  • From April 23, 2013 to May 21, 2013, Bill S-2 was studied by the Standing Committee on the Status of Women, which heard from more than 35 witnesses, and later passed by the House of Commons on June 11, 2013. On June 19, 2013, the Family Homes on Reserves and Matrimonial Interests or Rights Act received Royal Assent.
  • First Nations named on the Schedule to the First Nations Land Management Act, that do not have their land code established under that Act by December 16, 2014, will have three years to enact their own matrimonial real property laws before the provisional federal rules will apply to their First Nation.
  • The Governor in Council determined December 16, 2013, as the date for when the First Nation law-making part of the Act came into force. First Nations can now establish their own matrimonial real property laws under the Act.
  • On December 16, 2014 (twelve months from the date the First Nation law-making provisions in the Act came into force), the provisional federal rules will apply, with some exceptions, to First Nations who have not enacted their own matrimonial real property laws under the Act.

Twelve months after the First Nation law-making mechanism in the Act came into force, the provisional federal rules provided in the Act now apply to First Nations who have not enacted their own matrimonial real property laws under this legislation – with the exception of select First Nations under the First Nations Land Management Act or under comprehensive self-government agreements with land management. The twelve-month transition period gave First Nations time to develop and approve their own laws, if they chose, before the application of the federal rules apply. First Nations will still be able to develop and enact their own matrimonial real property laws at any time after the federal rules come into force.

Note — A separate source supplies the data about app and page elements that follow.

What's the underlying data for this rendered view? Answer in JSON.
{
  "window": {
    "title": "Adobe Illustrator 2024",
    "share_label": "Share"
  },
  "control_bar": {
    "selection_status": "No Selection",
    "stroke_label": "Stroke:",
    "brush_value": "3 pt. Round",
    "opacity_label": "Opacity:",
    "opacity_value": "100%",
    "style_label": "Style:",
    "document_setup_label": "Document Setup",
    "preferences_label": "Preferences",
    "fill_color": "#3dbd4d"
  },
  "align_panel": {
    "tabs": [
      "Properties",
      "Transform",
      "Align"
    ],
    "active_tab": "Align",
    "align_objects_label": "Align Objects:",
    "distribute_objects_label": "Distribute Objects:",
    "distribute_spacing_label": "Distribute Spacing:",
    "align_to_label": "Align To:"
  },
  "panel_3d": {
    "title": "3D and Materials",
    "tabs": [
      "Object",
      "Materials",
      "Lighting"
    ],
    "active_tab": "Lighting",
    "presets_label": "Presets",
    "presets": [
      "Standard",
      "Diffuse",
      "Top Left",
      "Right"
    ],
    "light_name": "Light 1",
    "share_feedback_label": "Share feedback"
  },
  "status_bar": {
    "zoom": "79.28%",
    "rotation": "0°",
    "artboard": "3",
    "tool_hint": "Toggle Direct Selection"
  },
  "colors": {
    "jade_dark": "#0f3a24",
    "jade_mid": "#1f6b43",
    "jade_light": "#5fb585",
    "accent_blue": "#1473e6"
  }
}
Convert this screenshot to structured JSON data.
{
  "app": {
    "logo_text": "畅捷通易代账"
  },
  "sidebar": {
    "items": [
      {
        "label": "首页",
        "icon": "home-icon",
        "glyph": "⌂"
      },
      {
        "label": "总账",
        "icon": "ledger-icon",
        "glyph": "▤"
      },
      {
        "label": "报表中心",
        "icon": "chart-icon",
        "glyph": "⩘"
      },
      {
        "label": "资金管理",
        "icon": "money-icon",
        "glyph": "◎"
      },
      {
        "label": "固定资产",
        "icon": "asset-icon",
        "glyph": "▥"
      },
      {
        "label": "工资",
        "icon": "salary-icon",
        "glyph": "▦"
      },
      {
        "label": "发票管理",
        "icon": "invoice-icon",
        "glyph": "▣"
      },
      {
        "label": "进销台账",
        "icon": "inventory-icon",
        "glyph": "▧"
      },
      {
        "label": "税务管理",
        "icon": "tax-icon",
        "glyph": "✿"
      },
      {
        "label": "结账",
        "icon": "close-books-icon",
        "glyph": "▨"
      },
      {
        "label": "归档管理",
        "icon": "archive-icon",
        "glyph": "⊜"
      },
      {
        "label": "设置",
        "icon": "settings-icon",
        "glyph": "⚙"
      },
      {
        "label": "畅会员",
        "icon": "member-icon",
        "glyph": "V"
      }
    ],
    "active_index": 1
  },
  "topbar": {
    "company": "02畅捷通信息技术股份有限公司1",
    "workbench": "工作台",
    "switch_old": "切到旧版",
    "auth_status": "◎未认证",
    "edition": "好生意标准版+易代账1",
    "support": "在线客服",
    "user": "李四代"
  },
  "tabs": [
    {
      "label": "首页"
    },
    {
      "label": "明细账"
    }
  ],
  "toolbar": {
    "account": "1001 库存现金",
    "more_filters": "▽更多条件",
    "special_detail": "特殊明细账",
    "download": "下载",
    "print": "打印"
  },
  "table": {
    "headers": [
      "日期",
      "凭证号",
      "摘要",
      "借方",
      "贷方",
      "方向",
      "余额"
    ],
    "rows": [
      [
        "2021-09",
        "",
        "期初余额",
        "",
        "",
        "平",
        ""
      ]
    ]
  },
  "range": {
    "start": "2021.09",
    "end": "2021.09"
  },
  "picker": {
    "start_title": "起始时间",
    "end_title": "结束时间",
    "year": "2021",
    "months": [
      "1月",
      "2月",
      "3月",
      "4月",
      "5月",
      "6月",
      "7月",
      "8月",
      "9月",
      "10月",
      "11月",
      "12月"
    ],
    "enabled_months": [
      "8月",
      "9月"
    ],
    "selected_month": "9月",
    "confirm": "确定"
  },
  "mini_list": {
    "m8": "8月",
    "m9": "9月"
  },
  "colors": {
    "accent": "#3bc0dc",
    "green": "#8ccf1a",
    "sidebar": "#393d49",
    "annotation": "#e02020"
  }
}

Now in force, the federal rules fill the legislative gap on reserves where there are no First Nation laws in place and will apply until First Nations enact their own community-specific laws on matrimonial real property under the Act or other federal legislation.